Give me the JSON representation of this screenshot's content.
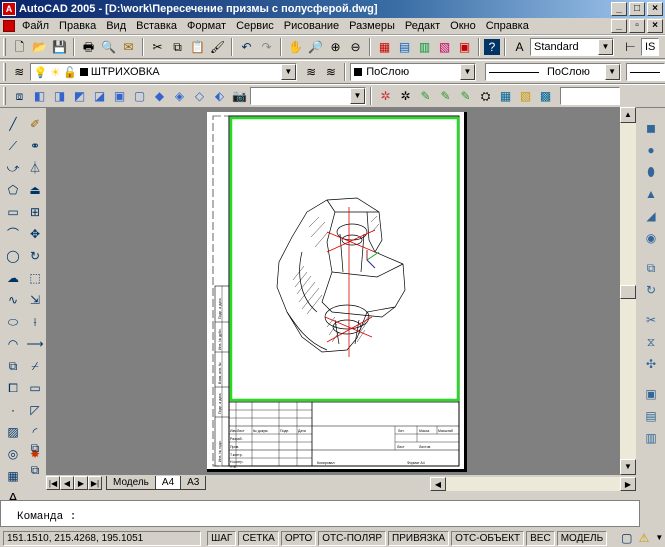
{
  "window": {
    "title": "AutoCAD 2005 - [D:\\work\\Пересечение призмы с полусферой.dwg]",
    "app_icon": "autocad-icon"
  },
  "menu": [
    "Файл",
    "Правка",
    "Вид",
    "Вставка",
    "Формат",
    "Сервис",
    "Рисование",
    "Размеры",
    "Редакт",
    "Окно",
    "Справка"
  ],
  "toolbar1": {
    "textstyle": "Standard",
    "dimstyle_partial": "IS"
  },
  "toolbar2": {
    "layer": "ШТРИХОВКА",
    "color": "ПоСлою",
    "linetype": "ПоСлою"
  },
  "tabs": [
    "Модель",
    "A4",
    "A3"
  ],
  "active_tab": "A4",
  "command": {
    "prompt": "Команда :"
  },
  "status": {
    "coords": "151.1510, 215.4268, 195.1051",
    "modes": [
      "ШАГ",
      "СЕТКА",
      "ОРТО",
      "ОТС-ПОЛЯР",
      "ПРИВЯЗКА",
      "ОТС-ОБЪЕКТ",
      "ВЕС",
      "МОДЕЛЬ"
    ]
  },
  "titleblock": {
    "cells": [
      "Изм",
      "Лист",
      "№ докум.",
      "Подп.",
      "Дата",
      "Разраб.",
      "Пров.",
      "Т.контр.",
      "Н.контр.",
      "Утв.",
      "Лит.",
      "Масса",
      "Масштаб",
      "Лист",
      "Листов"
    ],
    "side": [
      "Инв. № подл.",
      "Подп. и дата",
      "Взам. инв. №",
      "Инв. № дубл.",
      "Подп. и дата"
    ],
    "footer_left": "Копировал",
    "footer_right": "Формат А4"
  },
  "colors": {
    "viewport_border": "#22dd22",
    "cut_line": "#e00000",
    "accent": "#0a246a"
  }
}
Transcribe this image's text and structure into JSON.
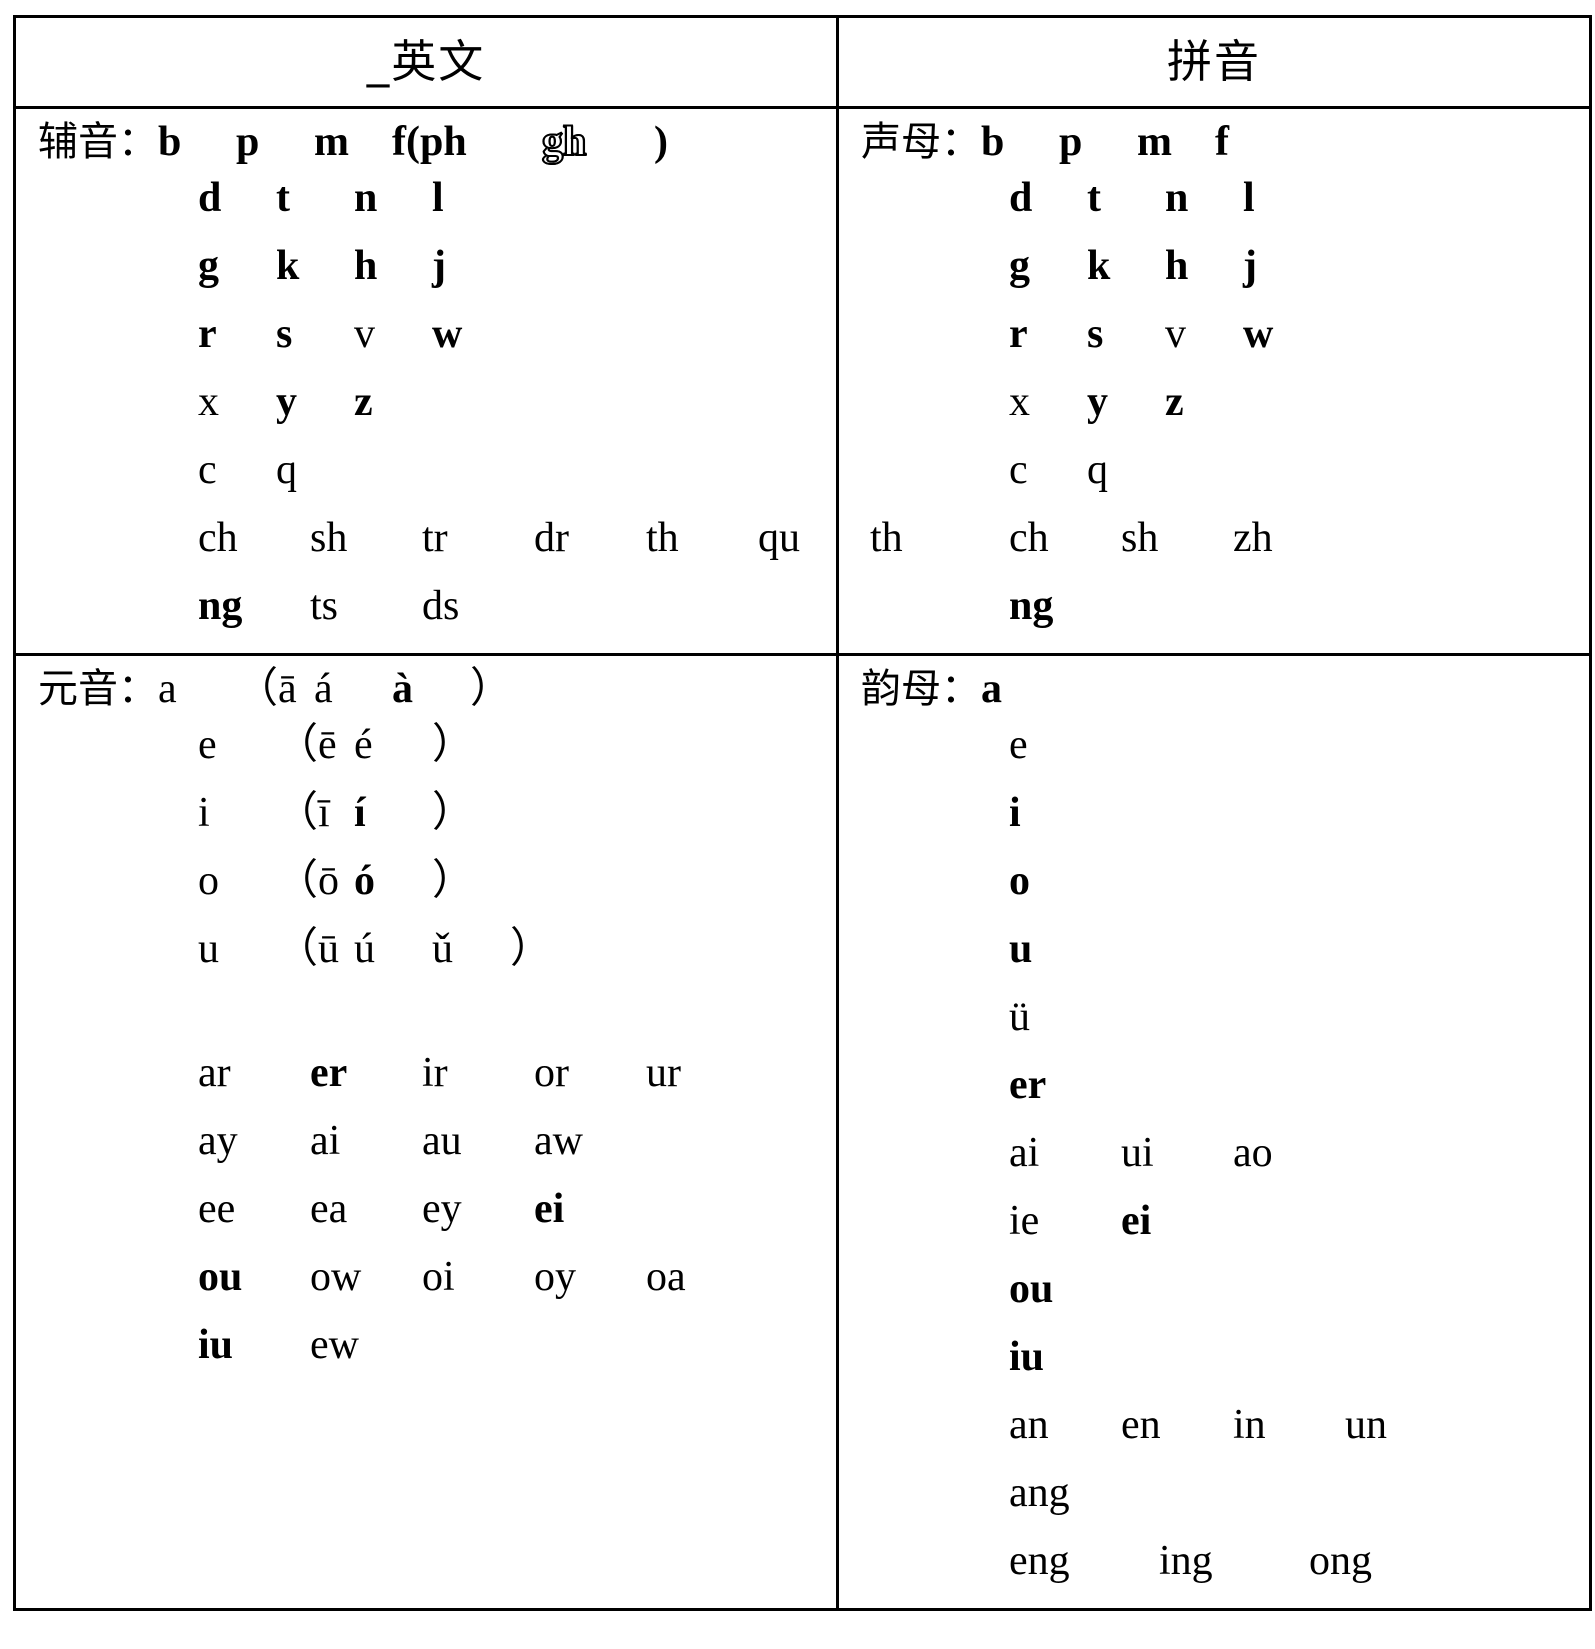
{
  "table": {
    "headers": {
      "english": "_英文",
      "pinyin": "拼音"
    },
    "rows": {
      "consonants": {
        "english": {
          "label": "辅音：",
          "lines": [
            [
              {
                "t": "b",
                "w": "bold"
              },
              {
                "t": "p",
                "w": "bold"
              },
              {
                "t": "m",
                "w": "bold"
              },
              {
                "t": "f(ph",
                "w": "bold"
              },
              {
                "t": "gh",
                "w": "outline"
              },
              {
                "t": ")",
                "w": "bold"
              }
            ],
            [
              {
                "t": "d",
                "w": "bold"
              },
              {
                "t": "t",
                "w": "bold"
              },
              {
                "t": "n",
                "w": "bold"
              },
              {
                "t": "l",
                "w": "bold"
              }
            ],
            [
              {
                "t": "g",
                "w": "bold"
              },
              {
                "t": "k",
                "w": "bold"
              },
              {
                "t": "h",
                "w": "bold"
              },
              {
                "t": "j",
                "w": "bold"
              }
            ],
            [
              {
                "t": "r",
                "w": "bold"
              },
              {
                "t": "s",
                "w": "bold"
              },
              {
                "t": "v",
                "w": "normal"
              },
              {
                "t": "w",
                "w": "bold"
              }
            ],
            [
              {
                "t": "x",
                "w": "normal"
              },
              {
                "t": "y",
                "w": "bold"
              },
              {
                "t": "z",
                "w": "bold"
              }
            ],
            [
              {
                "t": "c",
                "w": "normal"
              },
              {
                "t": "q",
                "w": "normal"
              }
            ],
            [
              {
                "t": "ch",
                "w": "normal"
              },
              {
                "t": "sh",
                "w": "normal"
              },
              {
                "t": "tr",
                "w": "normal"
              },
              {
                "t": "dr",
                "w": "normal"
              },
              {
                "t": "th",
                "w": "normal"
              },
              {
                "t": "qu",
                "w": "normal"
              },
              {
                "t": "th",
                "w": "normal"
              }
            ],
            [
              {
                "t": "ng",
                "w": "bold"
              },
              {
                "t": "ts",
                "w": "normal"
              },
              {
                "t": "ds",
                "w": "normal"
              }
            ]
          ]
        },
        "pinyin": {
          "label": "声母：",
          "lines": [
            [
              {
                "t": "b",
                "w": "bold"
              },
              {
                "t": "p",
                "w": "bold"
              },
              {
                "t": "m",
                "w": "bold"
              },
              {
                "t": "f",
                "w": "bold"
              }
            ],
            [
              {
                "t": "d",
                "w": "bold"
              },
              {
                "t": "t",
                "w": "bold"
              },
              {
                "t": "n",
                "w": "bold"
              },
              {
                "t": "l",
                "w": "bold"
              }
            ],
            [
              {
                "t": "g",
                "w": "bold"
              },
              {
                "t": "k",
                "w": "bold"
              },
              {
                "t": "h",
                "w": "bold"
              },
              {
                "t": "j",
                "w": "bold"
              }
            ],
            [
              {
                "t": "r",
                "w": "bold"
              },
              {
                "t": "s",
                "w": "bold"
              },
              {
                "t": "v",
                "w": "normal"
              },
              {
                "t": "w",
                "w": "bold"
              }
            ],
            [
              {
                "t": "x",
                "w": "normal"
              },
              {
                "t": "y",
                "w": "bold"
              },
              {
                "t": "z",
                "w": "bold"
              }
            ],
            [
              {
                "t": "c",
                "w": "normal"
              },
              {
                "t": "q",
                "w": "normal"
              }
            ],
            [
              {
                "t": "ch",
                "w": "normal"
              },
              {
                "t": "sh",
                "w": "normal"
              },
              {
                "t": "zh",
                "w": "normal"
              }
            ],
            [
              {
                "t": "ng",
                "w": "bold"
              }
            ]
          ]
        }
      },
      "vowels": {
        "english": {
          "label": "元音：",
          "lines": [
            [
              {
                "t": "a",
                "w": "normal"
              },
              {
                "t": "（ā",
                "w": "normal"
              },
              {
                "t": "á",
                "w": "normal"
              },
              {
                "t": "à",
                "w": "bold"
              },
              {
                "t": "）",
                "w": "normal"
              }
            ],
            [
              {
                "t": "e",
                "w": "normal"
              },
              {
                "t": "（ē",
                "w": "normal"
              },
              {
                "t": "é",
                "w": "normal"
              },
              {
                "t": "）",
                "w": "normal"
              }
            ],
            [
              {
                "t": "i",
                "w": "normal"
              },
              {
                "t": "（ī",
                "w": "normal"
              },
              {
                "t": "í",
                "w": "bold"
              },
              {
                "t": "）",
                "w": "normal"
              }
            ],
            [
              {
                "t": "o",
                "w": "normal"
              },
              {
                "t": "（ō",
                "w": "normal"
              },
              {
                "t": "ó",
                "w": "bold"
              },
              {
                "t": "）",
                "w": "normal"
              }
            ],
            [
              {
                "t": "u",
                "w": "normal"
              },
              {
                "t": "（ū",
                "w": "normal"
              },
              {
                "t": "ú",
                "w": "normal"
              },
              {
                "t": "ǔ",
                "w": "normal"
              },
              {
                "t": "）",
                "w": "normal"
              }
            ],
            [],
            [
              {
                "t": "ar",
                "w": "normal"
              },
              {
                "t": "er",
                "w": "bold"
              },
              {
                "t": "ir",
                "w": "normal"
              },
              {
                "t": "or",
                "w": "normal"
              },
              {
                "t": "ur",
                "w": "normal"
              }
            ],
            [
              {
                "t": "ay",
                "w": "normal"
              },
              {
                "t": "ai",
                "w": "normal"
              },
              {
                "t": "au",
                "w": "normal"
              },
              {
                "t": "aw",
                "w": "normal"
              }
            ],
            [
              {
                "t": "ee",
                "w": "normal"
              },
              {
                "t": "ea",
                "w": "normal"
              },
              {
                "t": "ey",
                "w": "normal"
              },
              {
                "t": "ei",
                "w": "bold"
              }
            ],
            [
              {
                "t": "ou",
                "w": "bold"
              },
              {
                "t": "ow",
                "w": "normal"
              },
              {
                "t": "oi",
                "w": "normal"
              },
              {
                "t": "oy",
                "w": "normal"
              },
              {
                "t": "oa",
                "w": "normal"
              }
            ],
            [
              {
                "t": "iu",
                "w": "bold"
              },
              {
                "t": "ew",
                "w": "normal"
              }
            ]
          ]
        },
        "pinyin": {
          "label": "韵母：",
          "lines": [
            [
              {
                "t": "a",
                "w": "bold"
              }
            ],
            [
              {
                "t": "e",
                "w": "normal"
              }
            ],
            [
              {
                "t": "i",
                "w": "bold"
              }
            ],
            [
              {
                "t": "o",
                "w": "bold"
              }
            ],
            [
              {
                "t": "u",
                "w": "bold"
              }
            ],
            [
              {
                "t": "ü",
                "w": "normal"
              }
            ],
            [
              {
                "t": "er",
                "w": "bold"
              }
            ],
            [
              {
                "t": "ai",
                "w": "normal"
              },
              {
                "t": "ui",
                "w": "normal"
              },
              {
                "t": "ao",
                "w": "normal"
              }
            ],
            [
              {
                "t": "ie",
                "w": "normal"
              },
              {
                "t": "ei",
                "w": "bold"
              }
            ],
            [
              {
                "t": "ou",
                "w": "bold"
              }
            ],
            [
              {
                "t": "iu",
                "w": "bold"
              }
            ],
            [
              {
                "t": "an",
                "w": "normal"
              },
              {
                "t": "en",
                "w": "normal"
              },
              {
                "t": "in",
                "w": "normal"
              },
              {
                "t": "un",
                "w": "normal"
              }
            ],
            [
              {
                "t": "ang",
                "w": "normal"
              }
            ],
            [
              {
                "t": "eng",
                "w": "normal"
              },
              {
                "t": "ing",
                "w": "normal"
              },
              {
                "t": "ong",
                "w": "normal"
              }
            ]
          ]
        }
      }
    }
  },
  "colors": {
    "ink": "#000000",
    "paper": "#ffffff"
  }
}
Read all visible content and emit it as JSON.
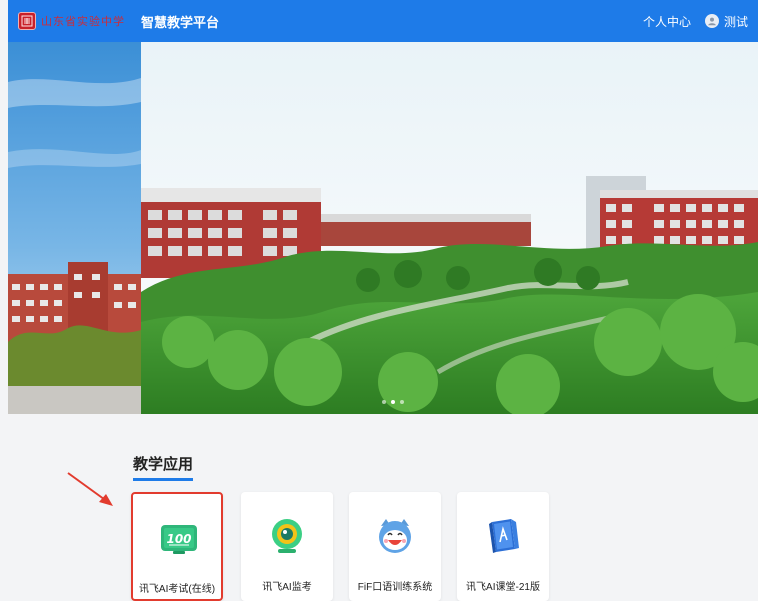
{
  "header": {
    "logo_text": "山东省实验中学",
    "platform_title": "智慧教学平台",
    "personal_center": "个人中心",
    "user_name": "测试"
  },
  "banner": {
    "slide_count": 3,
    "active_index": 1
  },
  "section": {
    "title": "教学应用"
  },
  "apps": [
    {
      "label": "讯飞AI考试(在线)",
      "icon": "exam-100-icon",
      "selected": true
    },
    {
      "label": "讯飞AI监考",
      "icon": "camera-icon",
      "selected": false
    },
    {
      "label": "FiF口语训练系统",
      "icon": "cartoon-face-icon",
      "selected": false
    },
    {
      "label": "讯飞AI课堂-21版",
      "icon": "book-icon",
      "selected": false
    }
  ],
  "colors": {
    "topbar": "#1e7be8",
    "accent": "#1e7be8",
    "highlight": "#e23b2e"
  }
}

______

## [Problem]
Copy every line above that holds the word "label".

## [Task result]
          "label": "辅音：",
          "label": "声母：",
          "label": "元音：",
          "label": "韵母：",
      "label": "讯飞AI考试(在线)",
      "label": "讯飞AI监考",
      "label": "FiF口语训练系统",
      "label": "讯飞AI课堂-21版",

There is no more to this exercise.